Safeguarding Partnerships Are Here

Who are they?

September 2019 is when the new LSCPs replace the old LSCBs.  No more Local Safeguarding Children Boards, instead we now have Local Safeguarding Children Partnerships. 

Some have introduced new logos (see Camden), others have kept their logo and changed the wording (see Brighton and Hove).

Each Partnership must include three main safeguarding partners:

  • local authorities (social services, private fostering units etc)
  • local police authority
  • local clinical commissioning groups (NHS health)

The work of the LSCP will now be overseen by an independent scrutineer who will quality control the work of the LSCP, ensuring it is being effective in providing good safeguarding for the local community.

What do ELT organisations need to do?

The main job of lead safeguarding staff is to look very carefully at their new LSCP website and find out what has changed.  It will vary in each area.

The critically important things to check are:

  • who do I contact if I am worried about a child? There will be a phone number which will probably be the same, but might have changed. 
  • is the 24 hour emergency contact number the same?
  • is the LADO still the same person and with the same contact details? If there is an allegation or worry about an adult working with children, the LADO must be informed

Once you have checked these details, update the organisation’s documents with correct information.

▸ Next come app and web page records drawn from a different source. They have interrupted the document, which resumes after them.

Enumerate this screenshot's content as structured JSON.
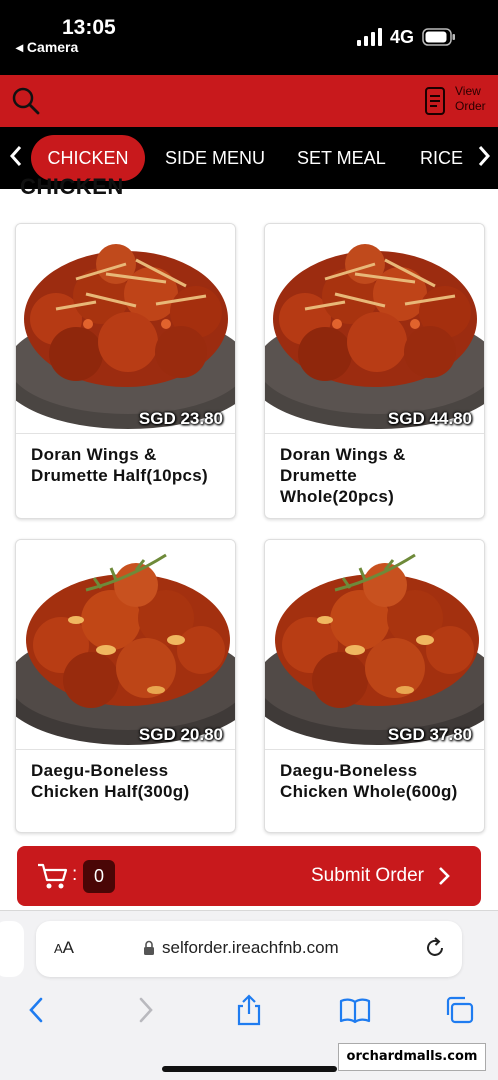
{
  "status_bar": {
    "time": "13:05",
    "back_app": "◂ Camera",
    "network": "4G"
  },
  "header": {
    "search_icon": "search-icon",
    "view_order_line1": "View",
    "view_order_line2": "Order",
    "accent_color": "#c8191c"
  },
  "categories": {
    "tabs": [
      {
        "label": "CHICKEN",
        "active": true
      },
      {
        "label": "SIDE MENU",
        "active": false
      },
      {
        "label": "SET MEAL",
        "active": false
      },
      {
        "label": "RICE",
        "active": false
      }
    ]
  },
  "section": {
    "title": "CHICKEN"
  },
  "menu_items": [
    {
      "name": "Doran Wings & Drumette Half(10pcs)",
      "price": "SGD 23.80",
      "image": "wings"
    },
    {
      "name": "Doran Wings & Drumette Whole(20pcs)",
      "price": "SGD 44.80",
      "image": "wings"
    },
    {
      "name": "Daegu-Boneless Chicken Half(300g)",
      "price": "SGD 20.80",
      "image": "boneless"
    },
    {
      "name": "Daegu-Boneless Chicken Whole(600g)",
      "price": "SGD 37.80",
      "image": "boneless"
    }
  ],
  "order_bar": {
    "colon": ":",
    "cart_count": "0",
    "submit_label": "Submit Order"
  },
  "browser": {
    "aa_label_small": "A",
    "aa_label_large": "A",
    "url": "selforder.ireachfnb.com"
  },
  "watermark": "orchardmalls.com"
}
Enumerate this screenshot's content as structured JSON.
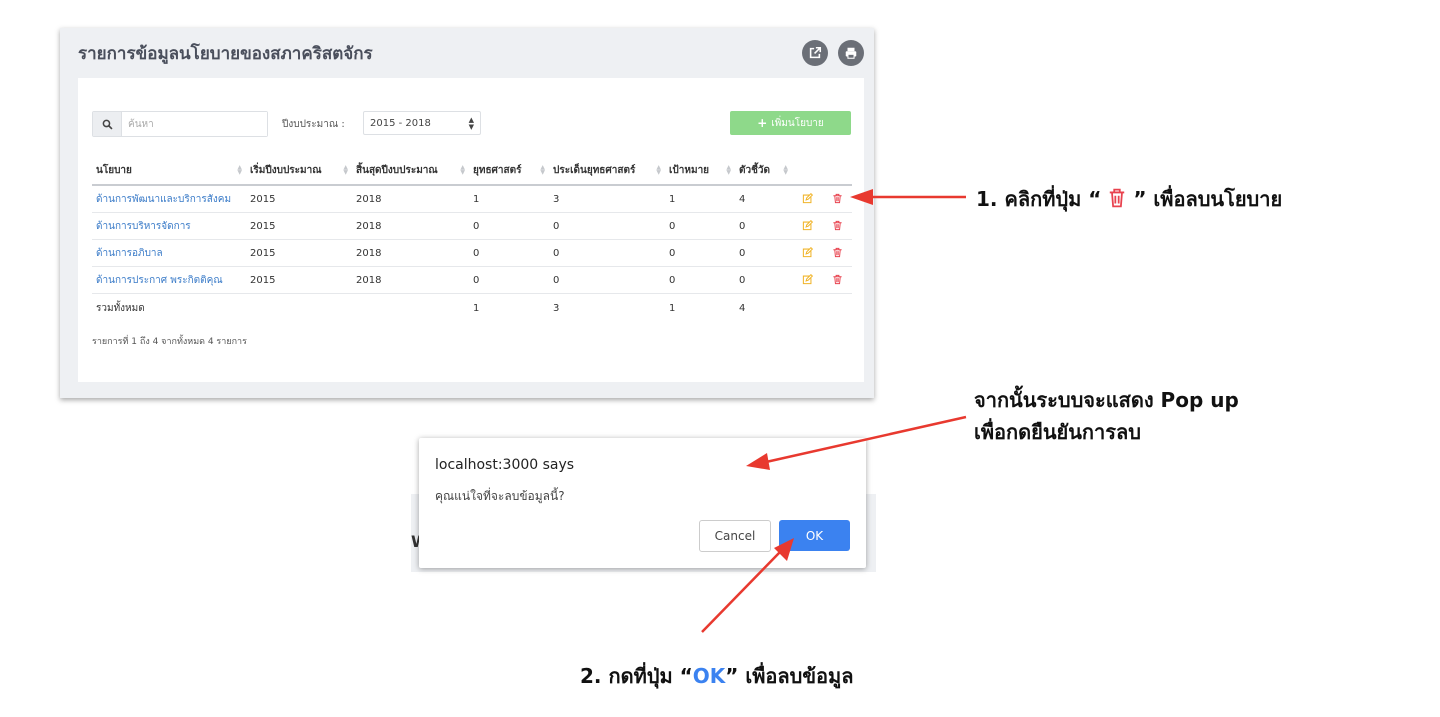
{
  "panel": {
    "title": "รายการข้อมูลนโยบายของสภาคริสตจักร"
  },
  "toolbar": {
    "search_placeholder": "ค้นหา",
    "year_label": "ปีงบประมาณ :",
    "year_value": "2015 - 2018",
    "add_button": "เพิ่มนโยบาย"
  },
  "table": {
    "headers": [
      "นโยบาย",
      "เริ่มปีงบประมาณ",
      "สิ้นสุดปีงบประมาณ",
      "ยุทธศาสตร์",
      "ประเด็นยุทธศาสตร์",
      "เป้าหมาย",
      "ตัวชี้วัด"
    ],
    "rows": [
      {
        "name": "ด้านการพัฒนาและบริการสังคม",
        "start": "2015",
        "end": "2018",
        "strategy": "1",
        "issue": "3",
        "target": "1",
        "indicator": "4"
      },
      {
        "name": "ด้านการบริหารจัดการ",
        "start": "2015",
        "end": "2018",
        "strategy": "0",
        "issue": "0",
        "target": "0",
        "indicator": "0"
      },
      {
        "name": "ด้านการอภิบาล",
        "start": "2015",
        "end": "2018",
        "strategy": "0",
        "issue": "0",
        "target": "0",
        "indicator": "0"
      },
      {
        "name": "ด้านการประกาศ พระกิตติคุณ",
        "start": "2015",
        "end": "2018",
        "strategy": "0",
        "issue": "0",
        "target": "0",
        "indicator": "0"
      }
    ],
    "total": {
      "label": "รวมทั้งหมด",
      "strategy": "1",
      "issue": "3",
      "target": "1",
      "indicator": "4"
    },
    "info": "รายการที่ 1 ถึง 4 จากทั้งหมด 4 รายการ"
  },
  "dialog": {
    "title": "localhost:3000 says",
    "message": "คุณแน่ใจที่จะลบข้อมูลนี้?",
    "cancel": "Cancel",
    "ok": "OK"
  },
  "annotations": {
    "step1_prefix": "1. คลิกที่ปุ่ม “",
    "step1_suffix": "” เพื่อลบนโยบาย",
    "step2_line1": "จากนั้นระบบจะแสดง Pop up",
    "step2_line2": "เพื่อกดยืนยันการลบ",
    "step3_prefix": "2. กดที่ปุ่ม “",
    "step3_ok": "OK",
    "step3_suffix": "” เพื่อลบข้อมูล"
  },
  "colors": {
    "accent_blue": "#3b82f0",
    "delete_red": "#e8424e",
    "edit_orange": "#f0b429",
    "add_green": "#8ed98a",
    "arrow_red": "#e8392f"
  }
}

Look at everything else on the website as well.  There may be departments that have merged, or been re-named; for example, the Brighton & Hove MASH is now called the Front Door for Families.  You need to know the new terminology being used by your LSCP.

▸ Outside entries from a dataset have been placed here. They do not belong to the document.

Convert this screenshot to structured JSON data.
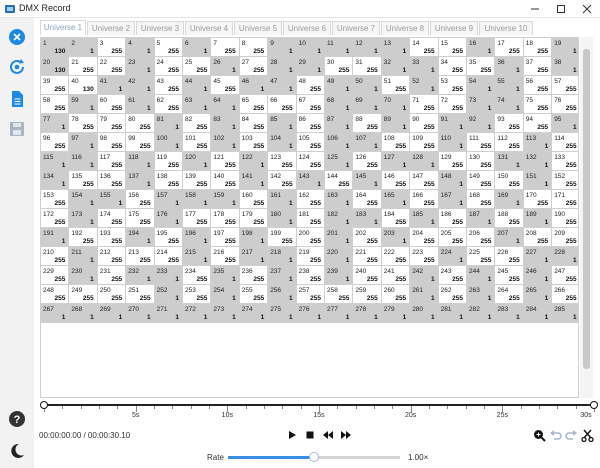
{
  "window": {
    "title": "DMX Record"
  },
  "tabs": [
    "Universe 1",
    "Universe 2",
    "Universe 3",
    "Universe 4",
    "Universe 5",
    "Universe 6",
    "Universe 7",
    "Universe 8",
    "Universe 9",
    "Universe 10"
  ],
  "active_tab": 0,
  "grid": {
    "columns": 19,
    "first_channel": 1,
    "last_channel": 285,
    "on_value": "255",
    "off_value": "1",
    "special_values": {
      "1": "130",
      "20": "130",
      "40": "130"
    },
    "on_channels": [
      3,
      5,
      7,
      8,
      14,
      15,
      17,
      18,
      21,
      22,
      24,
      25,
      27,
      30,
      31,
      34,
      35,
      37,
      39,
      40,
      43,
      45,
      48,
      51,
      53,
      56,
      57,
      58,
      60,
      62,
      65,
      66,
      67,
      71,
      72,
      75,
      76,
      78,
      79,
      80,
      82,
      84,
      86,
      88,
      90,
      93,
      94,
      96,
      98,
      99,
      101,
      103,
      105,
      108,
      109,
      111,
      112,
      114,
      117,
      119,
      121,
      123,
      124,
      126,
      129,
      130,
      133,
      135,
      136,
      138,
      139,
      140,
      142,
      144,
      146,
      147,
      149,
      150,
      152,
      153,
      156,
      160,
      162,
      164,
      166,
      168,
      170,
      171,
      172,
      174,
      175,
      177,
      178,
      179,
      181,
      184,
      186,
      188,
      190,
      192,
      193,
      195,
      197,
      199,
      200,
      202,
      204,
      205,
      206,
      208,
      209,
      210,
      212,
      213,
      214,
      216,
      219,
      221,
      222,
      223,
      225,
      226,
      229,
      231,
      234,
      236,
      238,
      240,
      241,
      243,
      245,
      247,
      248,
      249,
      250,
      251,
      253,
      255,
      257,
      258,
      259,
      260,
      262,
      264,
      266
    ]
  },
  "timeline": {
    "tick_labels": [
      "5s",
      "10s",
      "15s",
      "20s",
      "25s",
      "30s"
    ],
    "duration_s": 30.1,
    "position_s": 0,
    "timecode": "00:00:00.00 / 00:00:30.10"
  },
  "controls": {
    "play": "play-icon",
    "stop": "stop-icon",
    "rewind": "rewind-icon",
    "forward": "fast-forward-icon",
    "zoom": "zoom-icon",
    "undo": "undo-icon",
    "redo": "redo-icon",
    "cut": "scissors-icon"
  },
  "rate": {
    "label": "Rate",
    "value_text": "1.00×",
    "fraction": 0.5
  },
  "colors": {
    "accent": "#1e88e5",
    "cell_on": "#ffffff",
    "cell_off": "#cdcdcd"
  }
}
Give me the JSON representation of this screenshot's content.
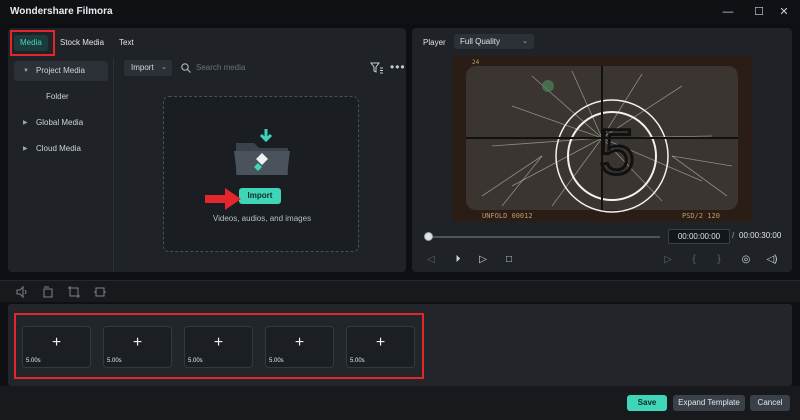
{
  "window": {
    "title": "Wondershare Filmora",
    "minimize_glyph": "—",
    "maximize_glyph": "☐",
    "close_glyph": "✕"
  },
  "tabs": [
    {
      "label": "Media",
      "active": true
    },
    {
      "label": "Stock Media",
      "active": false
    },
    {
      "label": "Text",
      "active": false
    }
  ],
  "sidebar": {
    "items": [
      {
        "label": "Project Media",
        "selected": true,
        "expander": "▼"
      },
      {
        "label": "Folder",
        "selected": false,
        "expander": ""
      },
      {
        "label": "Global Media",
        "selected": false,
        "expander": "▶"
      },
      {
        "label": "Cloud Media",
        "selected": false,
        "expander": "▶"
      }
    ],
    "collapse_glyph": "‹"
  },
  "media_toolbar": {
    "import_label": "Import",
    "import_chevron": "⌄",
    "search_placeholder": "Search media",
    "more_glyph": "•••"
  },
  "dropzone": {
    "import_button": "Import",
    "hint": "Videos, audios, and images"
  },
  "player": {
    "label": "Player",
    "quality": "Full Quality",
    "quality_chevron": "⌄",
    "countdown_number": "5",
    "film_left_text": "UNFOLD 00012",
    "film_right_text": "PSD/2 120",
    "film_top_text": "24",
    "current_time": "00:00:00:00",
    "time_separator": "/",
    "total_time": "00:00:30:00",
    "controls": {
      "prev_frame": "◁",
      "play_back": "⏵",
      "play": "▷",
      "stop": "□",
      "render": "▷",
      "mark_in": "{",
      "mark_out": "}",
      "snapshot": "◎",
      "volume": "◁)"
    }
  },
  "slots": [
    {
      "duration": "5.00s",
      "plus": "+"
    },
    {
      "duration": "5.00s",
      "plus": "+"
    },
    {
      "duration": "5.00s",
      "plus": "+"
    },
    {
      "duration": "5.00s",
      "plus": "+"
    },
    {
      "duration": "5.00s",
      "plus": "+"
    }
  ],
  "footer": {
    "save": "Save",
    "expand": "Expand Template",
    "cancel": "Cancel"
  },
  "colors": {
    "accent": "#3fd6b8",
    "highlight_box": "#e3262c",
    "panel_bg": "#1f2328",
    "window_bg": "#0d0f12"
  }
}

Keeping Children Safe in Education (KCSE)

Re-issued, 2nd September 2019

This is the document that the Department for Education (DfE) issue to set standards for safeguarding in schools.  It is statutory for the regulated education sector; for the ELT sector, the AccreditationUK Scheme base their safeguarding requirements on it.

A draft 2019 KCSE was issued in June; it has minimal changes and nothing of note for the ELT sector. 

The final version for 2019 will be issued on September 2nd and can be found here–2

The lead safeguarding person in an ELT organisation must download this and keep it.  Annex H lists the 2019 updates.   

Teaching online safety in school

Issued by DfE, June 2019

This 32 page document provides helpful guidance on supporting students to stay safe online.  Although designed for students aged under 18, a lot of the guidance would be helpful to students of any age.

As with any document issued for the regulated education sector, some information does not apply to ELT organisations, for example the focus on spreading online safety throughout the curriculum. 

However, there are many good ideas which would help anybody, especially international students unfamiliar with UK websites and language.  Here are some of the sub-headings:

  • evaluating online material
  • recognising techniques used for persuasion
  • acceptable and unacceptable online behaviour
  • identifying online risks – (23 are listed and addressed!)
  • how and when to seek support.

The document can be found here

Anything ELT organisations can do to help their students, staff and homestays stay safe online is worthwhile.

September 2019.